After keynotes, each of SEiSMiC’s partner countries provided a national update and then the forum split into six creative dialogues concerning different aspects of the new urban economy. The discussions dealt with how the new economy and social innovators might solve urban issues, such as refugee reception and integration, food waste and hunger, and vacant but viable city spaces. The dialogues also dealt with policy and institutional-level issues, incubation of social innovation, and opportunities and challenges of the sharing economy. Within each session, discussions teased out best practices, emerging research questions and policy recommendations.

Day two began with an engaging artistic performance by the New Vic Theatre. Based on creative feedback on ‘utopia’ collected throughout day one, the artists beautifully and wordlessly relayed the forum’s collective theoretical vision, and how the work towards that vision may be under threat.

Moving from the broad theory of day one, day two highlighted concrete new economy initiatives that were underway in cities across Europe. These initiatives were presented as eight case studies, with each organisation describing their stakeholders and best practices. Presenters gathered feedback from the network on helpful resources, and barriers to avoid or confront.

One case involved two groups working on refugee employment. Refugees Work is an Austrian social enterprise that provides an online platform for both refugees seeking work and employers with job openings. Beyond matching employment needs, the platform also provides training for refugees to prepare them for the Austrian job search and workforce. In addition, it gives employers insights on the unique and transitioning needs of a valuable new labour pool. Refugees Work provides the service free of charge to refugees, and is financially supported through fees charged to the more than 200 companies that subscribe.

Meanwhile, Refugee Company focuses on using the skills of incoming refugees to assist their own integration. With opportunities to use and develop their skills, they contribute to Dutch society by building their own businesses. In both cases, the groups face challenges of limited capacity and community resistance, but they succeed by learning through doing, and maintaining a ‘pitbull’ attitude.
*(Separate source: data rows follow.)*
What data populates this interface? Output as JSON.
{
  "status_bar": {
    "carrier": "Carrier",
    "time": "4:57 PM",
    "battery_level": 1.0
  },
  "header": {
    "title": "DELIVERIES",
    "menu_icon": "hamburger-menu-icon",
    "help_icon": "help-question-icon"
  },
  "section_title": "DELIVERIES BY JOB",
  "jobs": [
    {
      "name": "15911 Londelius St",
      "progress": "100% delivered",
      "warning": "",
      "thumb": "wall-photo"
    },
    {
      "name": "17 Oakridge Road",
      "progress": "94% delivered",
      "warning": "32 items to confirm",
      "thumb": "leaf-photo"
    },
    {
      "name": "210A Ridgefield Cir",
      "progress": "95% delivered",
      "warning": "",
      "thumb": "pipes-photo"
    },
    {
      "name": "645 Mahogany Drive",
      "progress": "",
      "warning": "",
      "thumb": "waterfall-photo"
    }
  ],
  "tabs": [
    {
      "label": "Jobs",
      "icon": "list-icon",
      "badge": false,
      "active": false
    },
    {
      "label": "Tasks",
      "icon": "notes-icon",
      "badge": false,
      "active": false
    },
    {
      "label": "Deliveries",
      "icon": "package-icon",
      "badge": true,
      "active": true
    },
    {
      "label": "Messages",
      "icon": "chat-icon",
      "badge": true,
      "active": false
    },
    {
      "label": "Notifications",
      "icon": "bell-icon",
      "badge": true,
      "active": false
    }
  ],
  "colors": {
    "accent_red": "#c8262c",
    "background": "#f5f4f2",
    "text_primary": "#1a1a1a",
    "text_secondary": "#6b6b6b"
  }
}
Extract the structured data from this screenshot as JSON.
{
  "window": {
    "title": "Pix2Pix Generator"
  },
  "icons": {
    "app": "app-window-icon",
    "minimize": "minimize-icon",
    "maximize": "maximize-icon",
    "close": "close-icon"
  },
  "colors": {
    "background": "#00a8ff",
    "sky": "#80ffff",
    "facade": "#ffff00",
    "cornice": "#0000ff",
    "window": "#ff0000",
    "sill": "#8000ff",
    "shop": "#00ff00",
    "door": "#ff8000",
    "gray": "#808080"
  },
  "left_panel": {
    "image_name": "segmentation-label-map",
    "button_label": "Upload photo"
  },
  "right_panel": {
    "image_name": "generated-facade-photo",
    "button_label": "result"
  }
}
Going beyond the labour market, Place/Making, a team of designers and urbanists, showcased their digital multi-lingual platform, Info-Compass, which connects refugees in Berlin to local job-search resources to housing to language exchanges. Representatives from No Doc were on hand to present their association, which uses the highly international legal framework of Belgium to establish a legal entity for undocumented volunteers.Haarlemese Seinwzen, the Dutch sustainable heritage building, highlighted social enterprise as a physical space for community.

The Turkish time-bank, Zumbara, meanwhile, mixes skill sharing with social media, and is seeking a sustainable social enterprise model while having great success with over 40,000 members in their community. The Community-Led Local Development project focused on using the new CLLD tool for empowering urban communities in the Czech Republic and other member states.  After the case studies, an interview-style gallery highlighted not only the common challenges and needs of social enterprises across Europe, but the unique strategies to overcome them.

New Vic rounded out the afternoon of day two with an interactive theatrical game that got the whole forum moving, and bringing out thoughtful discussions on resource inequalities and community actions and reactions.